One thing she would do with me was take me to fabric stores and let me choose a fabric to make something out of when we got back home. She sewed various things for my brother and I growing up, like pillows, embroidered blankets, bags, you name it. She had a fancy embroidery machine that you could create your design on the computer and the machine would transfer it onto your fabric. I guess this was pretty fancy for the time, now that I think about it… Because she was always sewing and embroidering various projects, she always had some interesting fabric scraps. One of my favorite things to do when I was at her house was to play in the fabric. Literally. I would take out her neatly folded and organized fabrics, throw them around for who knows what reason, wrap myself up in them pretending to be somebody different, or wrap up her dog or my brother in them turning them into whatever characters suited my fancy that day. This is where my earliest memory of being interested in India came from.

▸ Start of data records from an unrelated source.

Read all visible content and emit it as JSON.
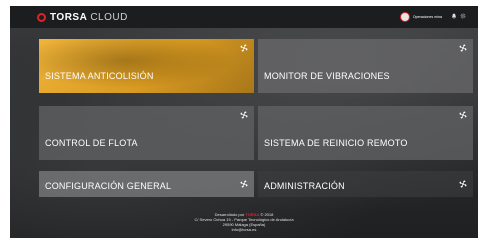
{
  "header": {
    "brand_name": "TORSA",
    "brand_sub": "CLOUD",
    "user_name": "Operaciones mina",
    "notification_icon": "bell-icon",
    "settings_icon": "gear-icon"
  },
  "tiles": [
    {
      "label": "SISTEMA ANTICOLISIÓN",
      "icon": "fan-icon"
    },
    {
      "label": "MONITOR DE VIBRACIONES",
      "icon": "fan-icon"
    },
    {
      "label": "CONTROL DE FLOTA",
      "icon": "fan-icon"
    },
    {
      "label": "SISTEMA DE REINICIO REMOTO",
      "icon": "fan-icon"
    },
    {
      "label": "CONFIGURACIÓN GENERAL",
      "icon": "fan-icon"
    },
    {
      "label": "ADMINISTRACIÓN",
      "icon": "fan-icon"
    }
  ],
  "footer": {
    "developed_by": "Desarrollado por",
    "company": "TORSA",
    "year": "© 2018",
    "address_line1": "C/ Severo Ochoa 19 - Parque Tecnológico de Andalucía",
    "address_line2": "29590 Málaga (España)",
    "email": "info@torsa.es"
  },
  "colors": {
    "accent": "#d9262c",
    "highlight_tile": "#e6a52b",
    "header_bg": "#1c1d1f"
  }
}
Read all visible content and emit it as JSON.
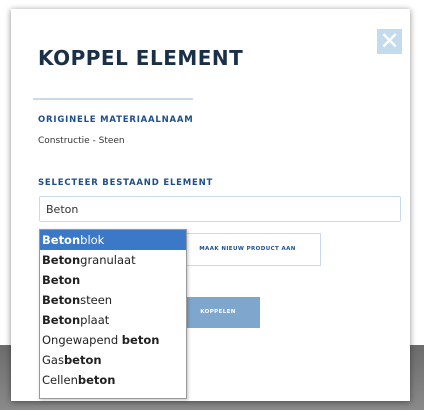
{
  "dialog": {
    "title": "KOPPEL ELEMENT",
    "close_glyph": "✕"
  },
  "original_material": {
    "label": "ORIGINELE MATERIAALNAAM",
    "value": "Constructie - Steen"
  },
  "select_element": {
    "label": "SELECTEER BESTAAND ELEMENT",
    "input_value": "Beton"
  },
  "buttons": {
    "new_product": "MAAK NIEUW PRODUCT AAN",
    "link": "KOPPELEN"
  },
  "dropdown": {
    "selected_index": 0,
    "items": [
      {
        "before": "",
        "match": "Beton",
        "after": "blok"
      },
      {
        "before": "",
        "match": "Beton",
        "after": "granulaat"
      },
      {
        "before": "",
        "match": "Beton",
        "after": ""
      },
      {
        "before": "",
        "match": "Beton",
        "after": "steen"
      },
      {
        "before": "",
        "match": "Beton",
        "after": "plaat"
      },
      {
        "before": "Ongewapend ",
        "match": "beton",
        "after": ""
      },
      {
        "before": "Gas",
        "match": "beton",
        "after": ""
      },
      {
        "before": "Cellen",
        "match": "beton",
        "after": ""
      }
    ]
  },
  "colors": {
    "title": "#1a2f48",
    "label": "#1f4e8c",
    "accent": "#3c78c8",
    "button": "#7fa6cc",
    "close_bg": "#c4dbee"
  }
}
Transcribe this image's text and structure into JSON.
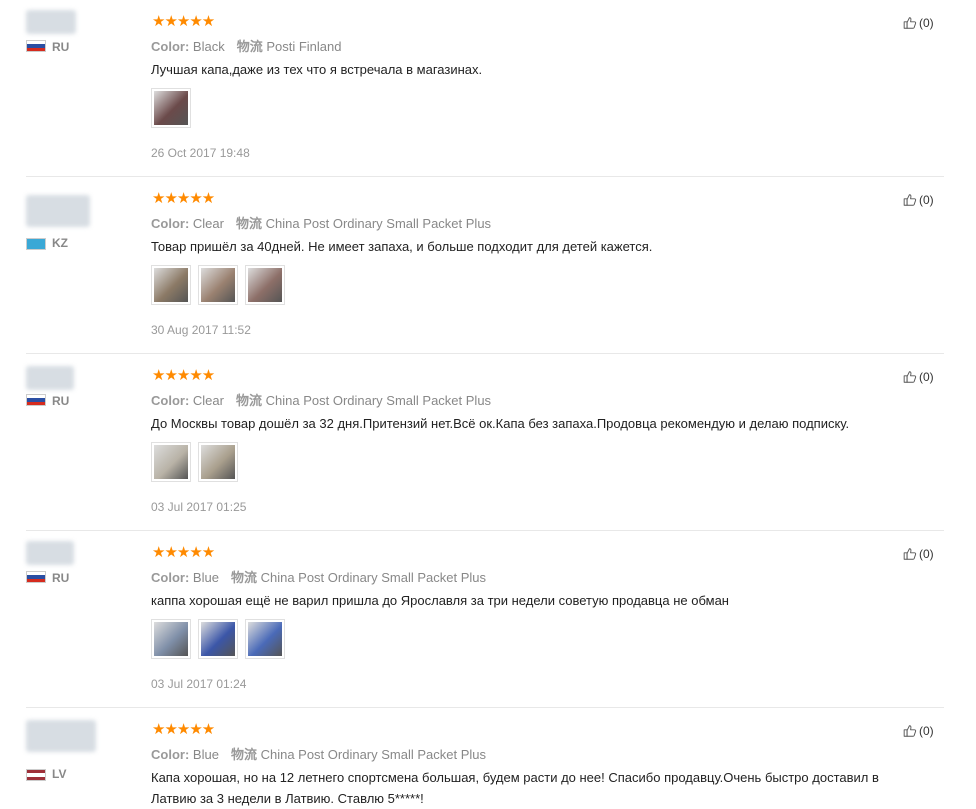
{
  "labels": {
    "color": "Color:",
    "logistics": "物流"
  },
  "icons": {
    "like": "thumbs-up-icon",
    "star": "star-icon"
  },
  "colors": {
    "star": "#ff8a00"
  },
  "reviews": [
    {
      "country": "RU",
      "flag": [
        "#ffffff",
        "#2a4ea3",
        "#d52b1e"
      ],
      "rating": "★★★★★",
      "color": "Black",
      "shipping": "Posti Finland",
      "text": "Лучшая капа,даже из тех что я встречала в магазинах.",
      "photos": [
        "#6b4a4a"
      ],
      "date": "26 Oct 2017 19:48",
      "likes": "(0)"
    },
    {
      "country": "KZ",
      "flag": [
        "#3aa8d6",
        "#3aa8d6",
        "#3aa8d6"
      ],
      "rating": "★★★★★",
      "color": "Clear",
      "shipping": "China Post Ordinary Small Packet Plus",
      "text": "Товар пришёл за 40дней. Не имеет запаха, и больше подходит для детей кажется.",
      "photos": [
        "#8c7a66",
        "#9a8170",
        "#8d6f68"
      ],
      "date": "30 Aug 2017 11:52",
      "likes": "(0)"
    },
    {
      "country": "RU",
      "flag": [
        "#ffffff",
        "#2a4ea3",
        "#d52b1e"
      ],
      "rating": "★★★★★",
      "color": "Clear",
      "shipping": "China Post Ordinary Small Packet Plus",
      "text": "До Москвы товар дошёл за 32 дня.Притензий нет.Всё ок.Капа без запаха.Продовца рекомендую и делаю подписку.",
      "photos": [
        "#b8b2a6",
        "#a99f8d"
      ],
      "date": "03 Jul 2017 01:25",
      "likes": "(0)"
    },
    {
      "country": "RU",
      "flag": [
        "#ffffff",
        "#2a4ea3",
        "#d52b1e"
      ],
      "rating": "★★★★★",
      "color": "Blue",
      "shipping": "China Post Ordinary Small Packet Plus",
      "text": "каппа хорошая ещё не варил пришла до Ярославля за три недели советую продавца не обман",
      "photos": [
        "#7f8fa8",
        "#3b56a8",
        "#4a6ab8"
      ],
      "date": "03 Jul 2017 01:24",
      "likes": "(0)"
    },
    {
      "country": "LV",
      "flag": [
        "#9e3039",
        "#ffffff",
        "#9e3039"
      ],
      "rating": "★★★★★",
      "color": "Blue",
      "shipping": "China Post Ordinary Small Packet Plus",
      "text": "Капа хорошая, но на 12 летнего спортсмена большая, будем расти до нее! Спасибо продавцу.Очень быстро доставил в Латвию за 3 недели в Латвию. Ставлю 5*****!",
      "photos": [],
      "date": "",
      "likes": "(0)"
    }
  ]
}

One day I told my grandmother that I wanted to wear a sari. I don’t even know how much I knew about them or how in the world I came to know about them, but I knew that they were beautiful pieces of fabric beautiful ladies were wrapped up in, and I wanted one. Spending the whole day dressed in a pretty fabric sounded perfect to me. And in my grandmother’s quest to be the best grandmother she could be, she made it happen. (Perhaps I was a spoiled child…) She found (I don’t know where) a print-out of how to wrap a sari and how much fabric one needed to do all the wrapping and pleating. She also calculated that since I was a child, I would need less yardage than a full-grown woman. We came to the decision that we would go to the fabric store and find four yards of the fabric for my sari. I still can picture the blue fabric in my head to this day. It was a polyester, flowing blue fabric with sky, royal, and navy shades and a large paisley block-style print. When we made it back to her house, we followed the directions as best we could, and I was happily in our version of a sari. That’s all I remember about it.

As time went by, I learned more about the world, not just India. It was on my radar just like any other country halfway across the globe would be to a girl born in 1990 in the U.S. When I would come across products imported from India, I was drawn to them because of the various colors and patterns that were different than the norm here. Other than that, I didn’t really have any tangible reason to be interested in a country that was so foreign to me. Fleeting thoughts here and there told me I wanted to go there, but I had no reason to believe it would actually happen! This was my “fernweh” kicking in.

I met my first Indian friends in college. I liked so many things about these people: their food (of course!), their clothes (surprise…), their friendliness to guests, and the way they were excited to share their culture with a white American Southerner who despite all the stereotypes surrounding her, was not, in fact, as closed-minded as she thought she was. And as those of you who already know us know, one thing led to another, and through mutual friends, I met the Indian man who became my husband.

Almost five months after our wedding, we traveled to India to meet B’s parents. If you’ve read my previous posts, you know that it was a big deal for me especially because this trip was full of firsts. My first plane ride, my first time out of the U.S., my first time traveling with B for more than a small trip, my first time meeting his family face-to-face, my first time finding out what I am really made of! To read more about this trip, click here or here. I experienced so many things on this trip. I won’t list them here because it’s just too much.

December 2013 and January 2014 was the time my “fernweh” was satiated. Now when I feel homesick for India, Nabagram, B’s Mom’s cooking, Bengali mishti, etc., it’s just plain old longing instead of the fancy word “fernweh” because I’ve been there now. The bottom line is that I knew I felt something, but was never able to describe it in words. While I don’t know that all (or even half) of the things on Buzzfeed are worth the time it takes to skim them, this page was worth it because it made me connect things in my life I hadn’t connected yet.

Do you have a place that you feel “fernweh” for? If so, try and make it there someday! I bet you won’t regret it.